Extracted material
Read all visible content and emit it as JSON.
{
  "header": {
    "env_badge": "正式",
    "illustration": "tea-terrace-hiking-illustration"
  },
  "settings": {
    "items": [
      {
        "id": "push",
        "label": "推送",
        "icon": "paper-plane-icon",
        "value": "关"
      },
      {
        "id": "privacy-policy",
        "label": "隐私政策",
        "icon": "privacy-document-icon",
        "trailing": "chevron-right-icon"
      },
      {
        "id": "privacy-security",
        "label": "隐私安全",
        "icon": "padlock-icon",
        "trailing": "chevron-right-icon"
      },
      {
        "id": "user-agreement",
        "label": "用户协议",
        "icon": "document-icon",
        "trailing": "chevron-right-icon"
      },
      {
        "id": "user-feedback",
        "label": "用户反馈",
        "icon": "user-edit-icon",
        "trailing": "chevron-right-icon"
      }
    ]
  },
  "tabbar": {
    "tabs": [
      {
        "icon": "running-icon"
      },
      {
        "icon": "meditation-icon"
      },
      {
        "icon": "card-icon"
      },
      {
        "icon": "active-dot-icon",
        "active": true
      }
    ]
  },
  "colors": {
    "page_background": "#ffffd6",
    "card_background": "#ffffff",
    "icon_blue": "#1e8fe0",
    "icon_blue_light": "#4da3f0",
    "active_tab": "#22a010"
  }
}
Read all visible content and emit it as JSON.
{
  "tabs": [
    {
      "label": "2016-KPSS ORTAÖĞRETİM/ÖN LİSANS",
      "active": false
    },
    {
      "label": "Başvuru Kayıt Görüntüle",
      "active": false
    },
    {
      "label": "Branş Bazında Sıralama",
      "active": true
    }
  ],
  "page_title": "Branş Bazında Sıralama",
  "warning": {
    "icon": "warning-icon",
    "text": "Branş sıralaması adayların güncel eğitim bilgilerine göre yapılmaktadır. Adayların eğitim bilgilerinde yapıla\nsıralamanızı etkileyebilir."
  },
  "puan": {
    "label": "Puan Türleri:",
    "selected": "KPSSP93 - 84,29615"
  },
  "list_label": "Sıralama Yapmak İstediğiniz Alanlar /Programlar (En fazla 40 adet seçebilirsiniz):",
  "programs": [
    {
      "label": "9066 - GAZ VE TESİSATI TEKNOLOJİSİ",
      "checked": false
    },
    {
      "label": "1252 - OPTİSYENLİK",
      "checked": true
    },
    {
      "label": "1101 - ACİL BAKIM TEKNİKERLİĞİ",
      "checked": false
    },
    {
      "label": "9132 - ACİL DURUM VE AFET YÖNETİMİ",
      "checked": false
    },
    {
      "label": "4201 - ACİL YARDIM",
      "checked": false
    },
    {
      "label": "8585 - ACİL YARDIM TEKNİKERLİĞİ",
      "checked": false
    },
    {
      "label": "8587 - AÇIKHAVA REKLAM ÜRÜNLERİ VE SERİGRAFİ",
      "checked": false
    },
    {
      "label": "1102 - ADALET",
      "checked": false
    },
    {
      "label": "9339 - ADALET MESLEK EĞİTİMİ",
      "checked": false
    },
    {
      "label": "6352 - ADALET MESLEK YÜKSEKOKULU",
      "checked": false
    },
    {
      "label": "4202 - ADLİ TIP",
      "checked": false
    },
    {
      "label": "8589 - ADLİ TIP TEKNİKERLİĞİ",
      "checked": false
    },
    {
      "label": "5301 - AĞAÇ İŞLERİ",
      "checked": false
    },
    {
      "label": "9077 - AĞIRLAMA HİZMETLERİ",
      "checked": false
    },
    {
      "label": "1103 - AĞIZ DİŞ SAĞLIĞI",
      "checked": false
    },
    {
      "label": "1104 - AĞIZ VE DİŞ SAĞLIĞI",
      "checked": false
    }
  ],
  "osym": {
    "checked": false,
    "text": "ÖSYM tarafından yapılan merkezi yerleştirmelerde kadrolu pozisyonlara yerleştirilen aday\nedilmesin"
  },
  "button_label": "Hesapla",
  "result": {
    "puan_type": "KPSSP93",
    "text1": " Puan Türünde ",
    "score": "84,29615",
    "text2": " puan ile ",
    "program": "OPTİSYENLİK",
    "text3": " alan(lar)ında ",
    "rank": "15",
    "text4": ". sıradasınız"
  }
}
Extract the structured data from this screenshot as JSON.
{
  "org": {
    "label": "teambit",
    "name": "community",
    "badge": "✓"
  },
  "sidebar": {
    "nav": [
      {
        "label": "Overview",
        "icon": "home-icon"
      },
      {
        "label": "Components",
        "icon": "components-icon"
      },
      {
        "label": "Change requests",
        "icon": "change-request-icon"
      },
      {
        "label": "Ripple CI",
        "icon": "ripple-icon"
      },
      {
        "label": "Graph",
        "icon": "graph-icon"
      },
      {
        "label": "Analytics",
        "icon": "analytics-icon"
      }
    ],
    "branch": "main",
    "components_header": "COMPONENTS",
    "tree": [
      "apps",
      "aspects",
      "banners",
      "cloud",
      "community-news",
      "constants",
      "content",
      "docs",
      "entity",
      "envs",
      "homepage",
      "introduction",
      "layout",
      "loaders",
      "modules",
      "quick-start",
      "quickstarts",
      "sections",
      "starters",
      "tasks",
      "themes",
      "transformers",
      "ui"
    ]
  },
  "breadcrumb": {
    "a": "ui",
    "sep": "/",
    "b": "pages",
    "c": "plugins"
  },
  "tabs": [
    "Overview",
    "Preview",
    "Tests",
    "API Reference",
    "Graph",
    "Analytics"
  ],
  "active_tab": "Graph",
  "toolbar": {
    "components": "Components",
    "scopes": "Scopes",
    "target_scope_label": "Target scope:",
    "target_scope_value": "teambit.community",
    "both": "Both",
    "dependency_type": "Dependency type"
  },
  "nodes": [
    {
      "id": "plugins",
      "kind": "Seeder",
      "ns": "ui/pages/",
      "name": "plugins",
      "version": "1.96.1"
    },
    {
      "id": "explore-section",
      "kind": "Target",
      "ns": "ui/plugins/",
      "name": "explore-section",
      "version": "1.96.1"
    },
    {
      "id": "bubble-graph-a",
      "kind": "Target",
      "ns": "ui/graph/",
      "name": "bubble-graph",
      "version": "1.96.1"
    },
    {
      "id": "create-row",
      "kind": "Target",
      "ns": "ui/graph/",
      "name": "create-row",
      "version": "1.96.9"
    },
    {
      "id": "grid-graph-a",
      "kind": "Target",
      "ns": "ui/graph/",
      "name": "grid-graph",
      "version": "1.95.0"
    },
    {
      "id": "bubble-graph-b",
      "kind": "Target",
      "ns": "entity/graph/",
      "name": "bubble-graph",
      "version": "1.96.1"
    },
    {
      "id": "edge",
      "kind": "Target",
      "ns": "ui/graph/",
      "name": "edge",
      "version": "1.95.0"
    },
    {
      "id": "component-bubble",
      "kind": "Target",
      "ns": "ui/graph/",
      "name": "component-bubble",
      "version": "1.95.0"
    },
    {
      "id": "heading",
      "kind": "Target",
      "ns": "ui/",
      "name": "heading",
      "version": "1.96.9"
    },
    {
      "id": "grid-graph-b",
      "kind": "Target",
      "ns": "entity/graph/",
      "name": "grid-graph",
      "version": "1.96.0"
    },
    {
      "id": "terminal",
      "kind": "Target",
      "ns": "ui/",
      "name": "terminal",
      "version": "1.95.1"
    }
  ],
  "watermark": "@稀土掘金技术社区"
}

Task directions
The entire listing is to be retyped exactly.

Output for this task
Read all visible content and emit it as JSON.
{
  "header": {
    "env_badge": "正式",
    "illustration": "tea-terrace-hiking-illustration"
  },
  "settings": {
    "items": [
      {
        "id": "push",
        "label": "推送",
        "icon": "paper-plane-icon",
        "value": "关"
      },
      {
        "id": "privacy-policy",
        "label": "隐私政策",
        "icon": "privacy-document-icon",
        "trailing": "chevron-right-icon"
      },
      {
        "id": "privacy-security",
        "label": "隐私安全",
        "icon": "padlock-icon",
        "trailing": "chevron-right-icon"
      },
      {
        "id": "user-agreement",
        "label": "用户协议",
        "icon": "document-icon",
        "trailing": "chevron-right-icon"
      },
      {
        "id": "user-feedback",
        "label": "用户反馈",
        "icon": "user-edit-icon",
        "trailing": "chevron-right-icon"
      }
    ]
  },
  "tabbar": {
    "tabs": [
      {
        "icon": "running-icon"
      },
      {
        "icon": "meditation-icon"
      },
      {
        "icon": "card-icon"
      },
      {
        "icon": "active-dot-icon",
        "active": true
      }
    ]
  },
  "colors": {
    "page_background": "#ffffd6",
    "card_background": "#ffffff",
    "icon_blue": "#1e8fe0",
    "icon_blue_light": "#4da3f0",
    "active_tab": "#22a010"
  }
}
Read all visible content and emit it as JSON.
{
  "tabs": [
    {
      "label": "2016-KPSS ORTAÖĞRETİM/ÖN LİSANS",
      "active": false
    },
    {
      "label": "Başvuru Kayıt Görüntüle",
      "active": false
    },
    {
      "label": "Branş Bazında Sıralama",
      "active": true
    }
  ],
  "page_title": "Branş Bazında Sıralama",
  "warning": {
    "icon": "warning-icon",
    "text": "Branş sıralaması adayların güncel eğitim bilgilerine göre yapılmaktadır. Adayların eğitim bilgilerinde yapıla\nsıralamanızı etkileyebilir."
  },
  "puan": {
    "label": "Puan Türleri:",
    "selected": "KPSSP93 - 84,29615"
  },
  "list_label": "Sıralama Yapmak İstediğiniz Alanlar /Programlar (En fazla 40 adet seçebilirsiniz):",
  "programs": [
    {
      "label": "9066 - GAZ VE TESİSATI TEKNOLOJİSİ",
      "checked": false
    },
    {
      "label": "1252 - OPTİSYENLİK",
      "checked": true
    },
    {
      "label": "1101 - ACİL BAKIM TEKNİKERLİĞİ",
      "checked": false
    },
    {
      "label": "9132 - ACİL DURUM VE AFET YÖNETİMİ",
      "checked": false
    },
    {
      "label": "4201 - ACİL YARDIM",
      "checked": false
    },
    {
      "label": "8585 - ACİL YARDIM TEKNİKERLİĞİ",
      "checked": false
    },
    {
      "label": "8587 - AÇIKHAVA REKLAM ÜRÜNLERİ VE SERİGRAFİ",
      "checked": false
    },
    {
      "label": "1102 - ADALET",
      "checked": false
    },
    {
      "label": "9339 - ADALET MESLEK EĞİTİMİ",
      "checked": false
    },
    {
      "label": "6352 - ADALET MESLEK YÜKSEKOKULU",
      "checked": false
    },
    {
      "label": "4202 - ADLİ TIP",
      "checked": false
    },
    {
      "label": "8589 - ADLİ TIP TEKNİKERLİĞİ",
      "checked": false
    },
    {
      "label": "5301 - AĞAÇ İŞLERİ",
      "checked": false
    },
    {
      "label": "9077 - AĞIRLAMA HİZMETLERİ",
      "checked": false
    },
    {
      "label": "1103 - AĞIZ DİŞ SAĞLIĞI",
      "checked": false
    },
    {
      "label": "1104 - AĞIZ VE DİŞ SAĞLIĞI",
      "checked": false
    }
  ],
  "osym": {
    "checked": false,
    "text": "ÖSYM tarafından yapılan merkezi yerleştirmelerde kadrolu pozisyonlara yerleştirilen aday\nedilmesin"
  },
  "button_label": "Hesapla",
  "result": {
    "puan_type": "KPSSP93",
    "text1": " Puan Türünde ",
    "score": "84,29615",
    "text2": " puan ile ",
    "program": "OPTİSYENLİK",
    "text3": " alan(lar)ında ",
    "rank": "15",
    "text4": ". sıradasınız"
  }
}
Extract the structured data from this screenshot as JSON.
{
  "org": {
    "label": "teambit",
    "name": "community",
    "badge": "✓"
  },
  "sidebar": {
    "nav": [
      {
        "label": "Overview",
        "icon": "home-icon"
      },
      {
        "label": "Components",
        "icon": "components-icon"
      },
      {
        "label": "Change requests",
        "icon": "change-request-icon"
      },
      {
        "label": "Ripple CI",
        "icon": "ripple-icon"
      },
      {
        "label": "Graph",
        "icon": "graph-icon"
      },
      {
        "label": "Analytics",
        "icon": "analytics-icon"
      }
    ],
    "branch": "main",
    "components_header": "COMPONENTS",
    "tree": [
      "apps",
      "aspects",
      "banners",
      "cloud",
      "community-news",
      "constants",
      "content",
      "docs",
      "entity",
      "envs",
      "homepage",
      "introduction",
      "layout",
      "loaders",
      "modules",
      "quick-start",
      "quickstarts",
      "sections",
      "starters",
      "tasks",
      "themes",
      "transformers",
      "ui"
    ]
  },
  "breadcrumb": {
    "a": "ui",
    "sep": "/",
    "b": "pages",
    "c": "plugins"
  },
  "tabs": [
    "Overview",
    "Preview",
    "Tests",
    "API Reference",
    "Graph",
    "Analytics"
  ],
  "active_tab": "Graph",
  "toolbar": {
    "components": "Components",
    "scopes": "Scopes",
    "target_scope_label": "Target scope:",
    "target_scope_value": "teambit.community",
    "both": "Both",
    "dependency_type": "Dependency type"
  },
  "nodes": [
    {
      "id": "plugins",
      "kind": "Seeder",
      "ns": "ui/pages/",
      "name": "plugins",
      "version": "1.96.1"
    },
    {
      "id": "explore-section",
      "kind": "Target",
      "ns": "ui/plugins/",
      "name": "explore-section",
      "version": "1.96.1"
    },
    {
      "id": "bubble-graph-a",
      "kind": "Target",
      "ns": "ui/graph/",
      "name": "bubble-graph",
      "version": "1.96.1"
    },
    {
      "id": "create-row",
      "kind": "Target",
      "ns": "ui/graph/",
      "name": "create-row",
      "version": "1.96.9"
    },
    {
      "id": "grid-graph-a",
      "kind": "Target",
      "ns": "ui/graph/",
      "name": "grid-graph",
      "version": "1.95.0"
    },
    {
      "id": "bubble-graph-b",
      "kind": "Target",
      "ns": "entity/graph/",
      "name": "bubble-graph",
      "version": "1.96.1"
    },
    {
      "id": "edge",
      "kind": "Target",
      "ns": "ui/graph/",
      "name": "edge",
      "version": "1.95.0"
    },
    {
      "id": "component-bubble",
      "kind": "Target",
      "ns": "ui/graph/",
      "name": "component-bubble",
      "version": "1.95.0"
    },
    {
      "id": "heading",
      "kind": "Target",
      "ns": "ui/",
      "name": "heading",
      "version": "1.96.9"
    },
    {
      "id": "grid-graph-b",
      "kind": "Target",
      "ns": "entity/graph/",
      "name": "grid-graph",
      "version": "1.96.0"
    },
    {
      "id": "terminal",
      "kind": "Target",
      "ns": "ui/",
      "name": "terminal",
      "version": "1.95.1"
    }
  ],
  "watermark": "@稀土掘金技术社区"
}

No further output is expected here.